→ WORK ITEM:
Go through the data below and gather each line containing "with".

BEGIN DATA LISTING

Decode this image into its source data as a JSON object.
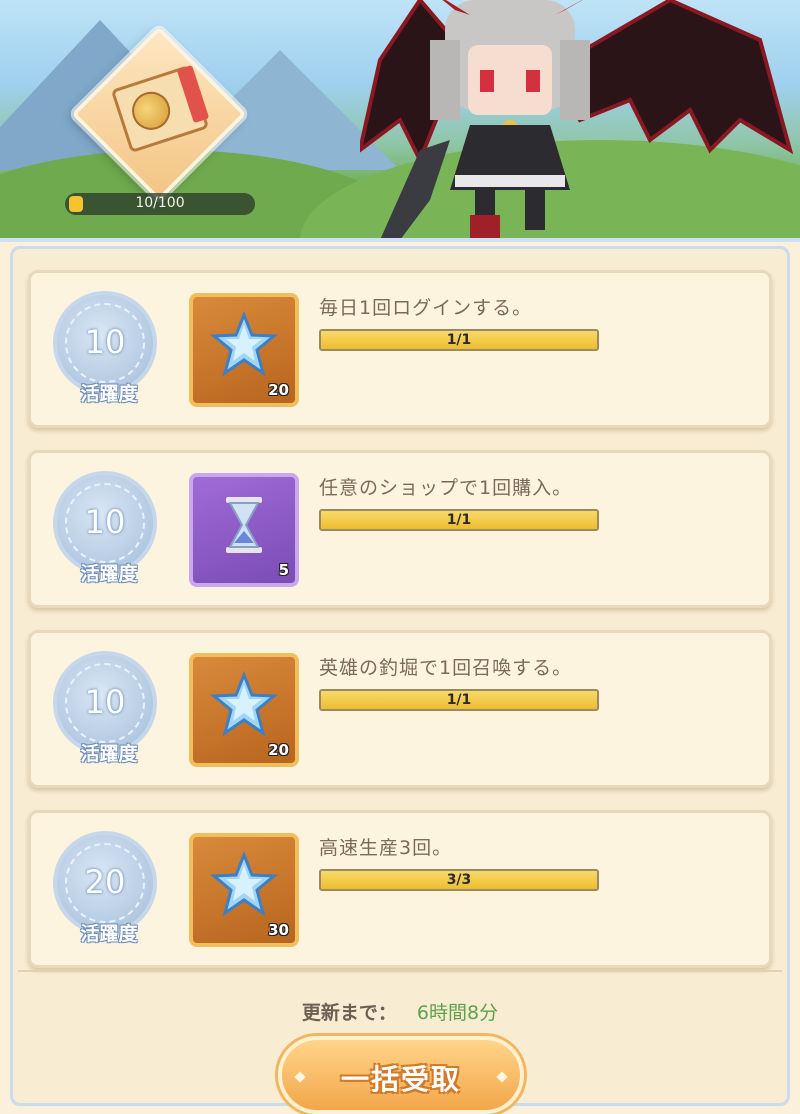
{
  "top_reward": {
    "progress_text": "10/100",
    "progress_fraction": 0.1
  },
  "tasks": [
    {
      "points": "10",
      "points_label": "活躍度",
      "item": "blue-star-icon",
      "item_frame": "orange",
      "quantity": "20",
      "description": "毎日1回ログインする。",
      "progress_text": "1/1",
      "progress_fraction": 1.0
    },
    {
      "points": "10",
      "points_label": "活躍度",
      "item": "hourglass-icon",
      "item_frame": "purple",
      "quantity": "5",
      "description": "任意のショップで1回購入。",
      "progress_text": "1/1",
      "progress_fraction": 1.0
    },
    {
      "points": "10",
      "points_label": "活躍度",
      "item": "blue-star-icon",
      "item_frame": "orange",
      "quantity": "20",
      "description": "英雄の釣堀で1回召喚する。",
      "progress_text": "1/1",
      "progress_fraction": 1.0
    },
    {
      "points": "20",
      "points_label": "活躍度",
      "item": "blue-star-icon",
      "item_frame": "orange",
      "quantity": "30",
      "description": "高速生産3回。",
      "progress_text": "3/3",
      "progress_fraction": 1.0
    }
  ],
  "refresh": {
    "label": "更新まで：",
    "value": "6時間8分"
  },
  "claim_all_button": "一括受取",
  "colors": {
    "progress_yellow": "#f0c94a",
    "timer_green": "#5fa24b",
    "button_orange": "#f3a64a"
  }
}
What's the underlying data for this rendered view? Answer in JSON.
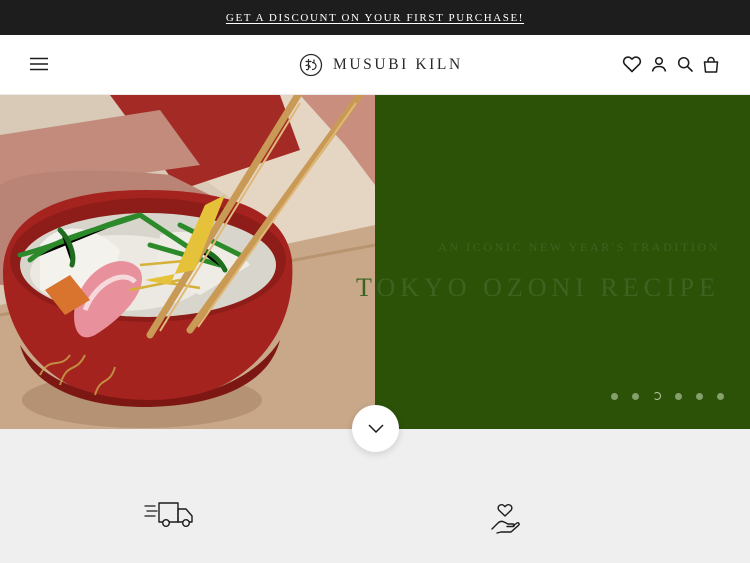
{
  "announcement": {
    "text": "GET A DISCOUNT ON YOUR FIRST PURCHASE!"
  },
  "header": {
    "brand": "MUSUBI KILN",
    "icons": [
      "menu-icon",
      "wishlist-heart-icon",
      "account-icon",
      "search-icon",
      "cart-bag-icon"
    ]
  },
  "hero": {
    "subtitle": "AN ICONIC NEW YEAR'S TRADITION",
    "title": "TOKYO OZONI RECIPE",
    "slide_count": 6,
    "active_slide": 3,
    "image": "ozoni soup in red lacquer bowl with chopsticks"
  },
  "features": {
    "icons": [
      "fast-delivery-truck-icon",
      "heart-in-hand-icon"
    ]
  },
  "colors": {
    "announcement_bg": "#1d1d1d",
    "hero_panel": "#2c5208",
    "hero_text": "#3d6321",
    "features_bg": "#efefef"
  }
}
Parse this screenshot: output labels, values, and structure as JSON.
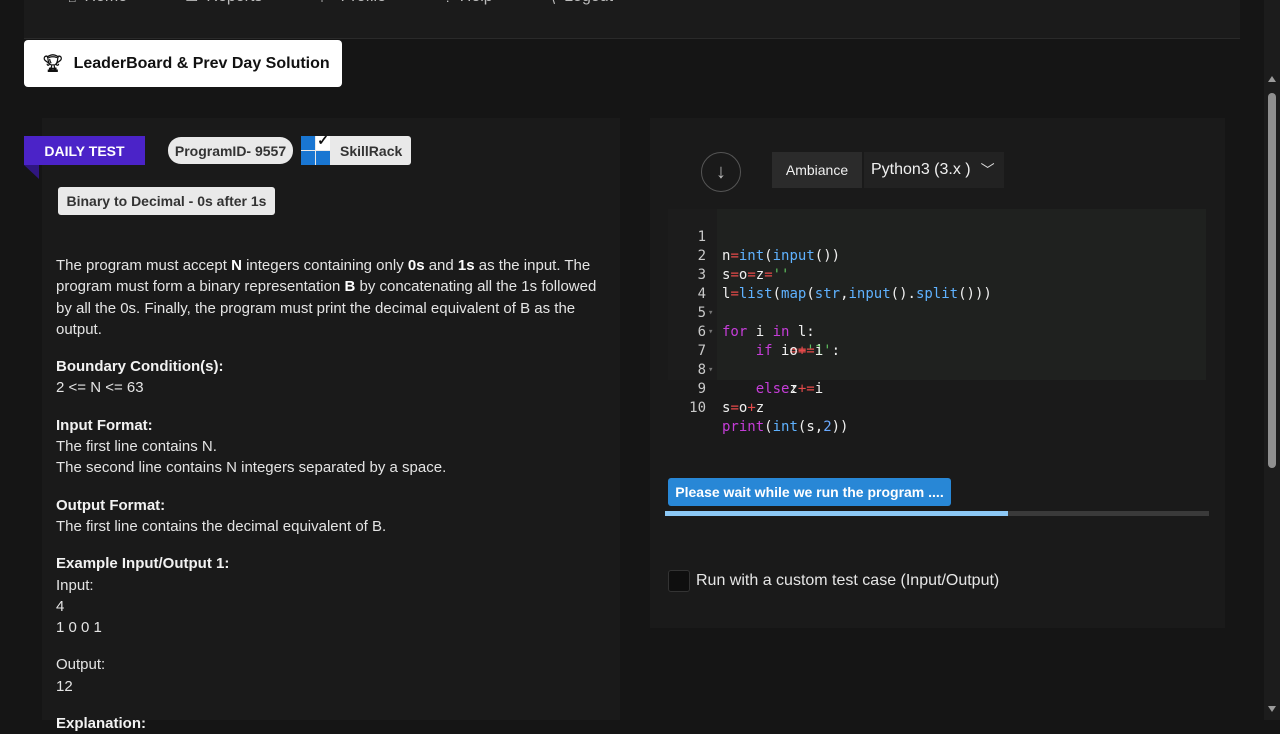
{
  "nav": {
    "items": [
      {
        "label": "Home",
        "icon": "home-icon",
        "glyph": "⌂"
      },
      {
        "label": "Reports",
        "icon": "reports-icon",
        "glyph": "▭"
      },
      {
        "label": "Profile",
        "icon": "profile-icon",
        "glyph": "⊢"
      },
      {
        "label": "Help",
        "icon": "help-icon",
        "glyph": "?"
      },
      {
        "label": "Logout",
        "icon": "logout-icon",
        "glyph": "⟨"
      }
    ]
  },
  "leaderboard": {
    "label": "LeaderBoard & Prev Day Solution",
    "icon": "trophy-icon"
  },
  "badges": {
    "daily": "DAILY TEST",
    "program_id": "ProgramID- 9557",
    "brand": "SkillRack",
    "problem_title": "Binary to Decimal - 0s after 1s"
  },
  "problem": {
    "desc_1": "The program must accept ",
    "desc_N": "N",
    "desc_2": " integers containing only ",
    "desc_0s": "0s",
    "desc_3": " and ",
    "desc_1s": "1s",
    "desc_4": " as the input. The program must form a binary representation ",
    "desc_B": "B",
    "desc_5": " by concatenating all the 1s followed by all the 0s. Finally, the program must print the decimal equivalent of B as the output.",
    "boundary_head": "Boundary Condition(s):",
    "boundary_text": "2 <= N <= 63",
    "input_head": "Input Format:",
    "input_line1": "The first line contains N.",
    "input_line2": "The second line contains N integers separated by a space.",
    "output_head": "Output Format:",
    "output_line1": "The first line contains the decimal equivalent of B.",
    "example_head": "Example Input/Output 1:",
    "example_input_label": "Input:",
    "example_input_1": "4",
    "example_input_2": "1 0 0 1",
    "example_output_label": "Output:",
    "example_output_1": "12",
    "explanation_partial": "Explanation:"
  },
  "editor": {
    "ambiance_label": "Ambiance",
    "language": "Python3 (3.x )",
    "line_numbers": [
      "1",
      "2",
      "3",
      "4",
      "5",
      "6",
      "7",
      "8",
      "9",
      "10"
    ]
  },
  "run": {
    "status": "Please wait while we run the program ....",
    "progress": 0.63,
    "custom_label": "Run with a custom test case (Input/Output)"
  }
}
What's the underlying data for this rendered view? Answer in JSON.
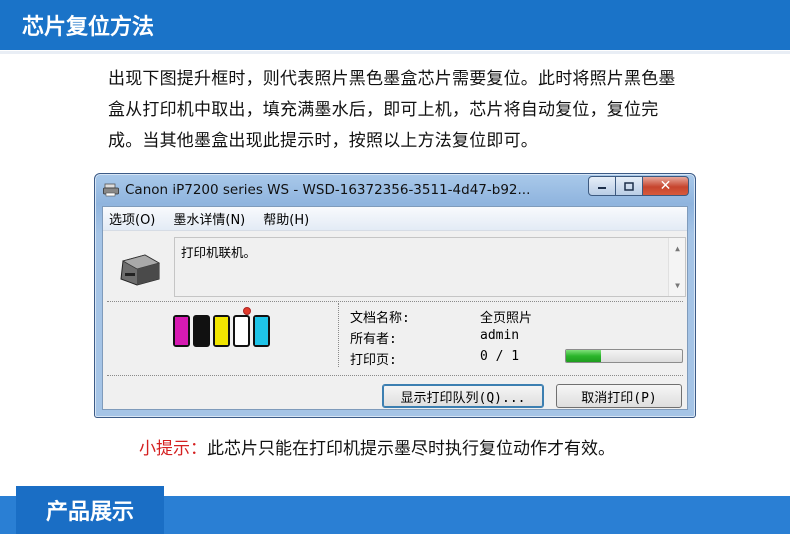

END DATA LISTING

→ ANSWER FOR THE TASK:
    "image": "ozoni soup in red lacquer bowl with chopsticks"
    "custom_label": "Run with a custom test case (Input/Output)"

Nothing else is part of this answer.